Many rocks and minerals naturally react with CO2 as they age, but this weathering process occurs on geologic timescales that are not sufficient to mitigate current emission levels, now exceeding 30 gigatons per year. “One idea is to use mineral-derived materials that can scrub CO2 from the atmosphere, are regenerated and reused, and then inject the captured CO2 underground” said team member Andrew Stack, who leads ORNL’s Geochemistry and Interfacial Sciences group. The team will combine unique characterization and modeling approaches to advance fundamental understanding needed to create economic, scalable methods of direct air capture.
In the Transformative Manufacturing category, ORNL was awarded for a proposal on “Targeted, Scalable Synthesis of Multidimensional Macromolecules to Transform Additive Manufacturing,” led by Chemical Sciences Division’s Amit Naskar. The project focuses on the design of polymers with tunable properties for additive manufacturing, or 3D printing.

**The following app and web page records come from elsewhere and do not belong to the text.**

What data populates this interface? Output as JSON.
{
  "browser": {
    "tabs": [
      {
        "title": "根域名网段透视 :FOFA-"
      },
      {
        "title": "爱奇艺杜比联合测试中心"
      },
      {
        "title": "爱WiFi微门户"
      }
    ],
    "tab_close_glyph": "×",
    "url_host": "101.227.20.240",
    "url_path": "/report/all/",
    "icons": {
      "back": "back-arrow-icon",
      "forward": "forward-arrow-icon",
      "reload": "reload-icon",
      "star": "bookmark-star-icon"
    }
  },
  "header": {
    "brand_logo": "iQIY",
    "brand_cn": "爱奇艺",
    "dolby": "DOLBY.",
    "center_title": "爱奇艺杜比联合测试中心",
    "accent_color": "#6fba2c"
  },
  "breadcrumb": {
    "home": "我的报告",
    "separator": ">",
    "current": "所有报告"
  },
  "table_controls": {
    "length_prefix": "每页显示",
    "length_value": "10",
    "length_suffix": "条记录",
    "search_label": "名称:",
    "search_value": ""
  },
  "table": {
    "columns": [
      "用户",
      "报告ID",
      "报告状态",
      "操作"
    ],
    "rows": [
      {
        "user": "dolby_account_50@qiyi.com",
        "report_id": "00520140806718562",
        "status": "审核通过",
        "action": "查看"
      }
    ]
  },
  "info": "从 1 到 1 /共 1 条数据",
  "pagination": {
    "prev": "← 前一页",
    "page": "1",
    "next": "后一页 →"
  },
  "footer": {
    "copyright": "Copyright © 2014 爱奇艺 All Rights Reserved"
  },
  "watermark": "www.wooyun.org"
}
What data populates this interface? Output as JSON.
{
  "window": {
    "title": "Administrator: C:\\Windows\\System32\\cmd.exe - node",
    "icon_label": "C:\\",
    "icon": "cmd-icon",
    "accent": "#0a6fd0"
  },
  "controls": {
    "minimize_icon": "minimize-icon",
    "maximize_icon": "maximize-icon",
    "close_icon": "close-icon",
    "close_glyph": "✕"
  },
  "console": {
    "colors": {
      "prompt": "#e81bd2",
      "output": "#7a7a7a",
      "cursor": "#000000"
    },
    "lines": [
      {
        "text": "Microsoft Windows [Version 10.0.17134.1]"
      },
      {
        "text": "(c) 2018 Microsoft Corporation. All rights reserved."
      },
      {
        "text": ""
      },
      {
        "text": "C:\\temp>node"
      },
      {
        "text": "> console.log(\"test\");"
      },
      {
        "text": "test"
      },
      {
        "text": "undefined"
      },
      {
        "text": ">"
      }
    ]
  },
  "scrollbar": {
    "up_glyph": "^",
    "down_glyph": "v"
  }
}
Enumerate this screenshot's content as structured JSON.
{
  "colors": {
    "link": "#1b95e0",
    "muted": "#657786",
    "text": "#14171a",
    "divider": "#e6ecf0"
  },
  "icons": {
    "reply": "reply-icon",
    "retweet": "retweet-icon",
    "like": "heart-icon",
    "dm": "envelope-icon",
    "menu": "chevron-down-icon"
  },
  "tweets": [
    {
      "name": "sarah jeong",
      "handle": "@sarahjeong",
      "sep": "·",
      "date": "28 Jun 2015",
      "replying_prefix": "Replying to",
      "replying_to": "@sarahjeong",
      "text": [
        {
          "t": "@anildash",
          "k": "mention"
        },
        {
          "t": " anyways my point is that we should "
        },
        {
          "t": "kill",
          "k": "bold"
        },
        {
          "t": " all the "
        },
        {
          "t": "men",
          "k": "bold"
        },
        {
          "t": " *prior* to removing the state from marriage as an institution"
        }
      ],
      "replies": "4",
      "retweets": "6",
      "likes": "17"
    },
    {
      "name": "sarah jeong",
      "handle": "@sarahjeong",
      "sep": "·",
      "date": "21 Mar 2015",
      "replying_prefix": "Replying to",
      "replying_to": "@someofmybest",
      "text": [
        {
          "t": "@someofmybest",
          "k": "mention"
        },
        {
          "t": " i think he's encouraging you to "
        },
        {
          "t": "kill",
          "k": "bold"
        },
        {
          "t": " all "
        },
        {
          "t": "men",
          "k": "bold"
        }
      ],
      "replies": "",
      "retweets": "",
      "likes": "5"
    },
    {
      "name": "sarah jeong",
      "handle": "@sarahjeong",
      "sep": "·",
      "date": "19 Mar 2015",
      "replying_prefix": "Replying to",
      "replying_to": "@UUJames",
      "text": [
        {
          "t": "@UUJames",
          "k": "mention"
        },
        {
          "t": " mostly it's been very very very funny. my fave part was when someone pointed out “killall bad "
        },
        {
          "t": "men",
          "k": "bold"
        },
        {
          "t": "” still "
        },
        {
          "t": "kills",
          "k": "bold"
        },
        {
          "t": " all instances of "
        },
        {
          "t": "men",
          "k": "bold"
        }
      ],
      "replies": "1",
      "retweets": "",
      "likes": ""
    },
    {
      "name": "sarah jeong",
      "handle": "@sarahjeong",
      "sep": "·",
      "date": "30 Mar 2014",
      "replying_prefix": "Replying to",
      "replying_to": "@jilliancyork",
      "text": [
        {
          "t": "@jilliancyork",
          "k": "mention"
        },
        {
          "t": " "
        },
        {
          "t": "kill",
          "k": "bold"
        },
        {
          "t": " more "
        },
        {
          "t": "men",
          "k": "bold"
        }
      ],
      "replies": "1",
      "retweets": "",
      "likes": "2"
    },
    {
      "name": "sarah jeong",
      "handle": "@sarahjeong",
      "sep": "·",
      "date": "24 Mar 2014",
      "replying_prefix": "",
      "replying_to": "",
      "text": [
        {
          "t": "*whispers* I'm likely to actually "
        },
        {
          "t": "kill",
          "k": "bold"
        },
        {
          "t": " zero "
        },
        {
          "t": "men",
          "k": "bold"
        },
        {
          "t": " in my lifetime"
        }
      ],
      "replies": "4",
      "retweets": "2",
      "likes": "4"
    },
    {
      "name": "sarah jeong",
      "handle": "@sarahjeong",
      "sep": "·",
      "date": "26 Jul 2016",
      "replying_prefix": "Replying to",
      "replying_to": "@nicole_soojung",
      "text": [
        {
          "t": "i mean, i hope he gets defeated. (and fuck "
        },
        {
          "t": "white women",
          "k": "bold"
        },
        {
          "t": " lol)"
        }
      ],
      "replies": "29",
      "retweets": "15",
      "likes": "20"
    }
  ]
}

Polymers and commodity plastics are attractive materials for 3D printing because of their low cost and processibility. They flow easily and harden into rigid structures, offering both the strength and flexibility needed to achieve complex geometries through rapid, high-volume production. During 3D printing a 3D part comprised of successive layers of deposited material, the process introduces stresses and defects between layers which ultimately limit performance. “While the polymer may possess the ideal bulk properties, the common additive manufacturing process often fails to deliver parts which realize the polymer’s intrinsic capability” Naskar said. “It is a fundamental obstacle that we must learn how to address.” The team will combine theory, experiment, and computation to gain fundamental insights on tailoring polymer design to additive manufacturing.
Both ORNL projects are expected to receive up to $1.5 million funding per year for a period of 3 years.
UT-Battelle manages ORNL for the DOE’s Office of Science, the single largest supporter of basic research in the physical sciences in the United States. The Office of Science is working to address some of the most pressing challenges of our time. For more information, please visit energy.gov/science.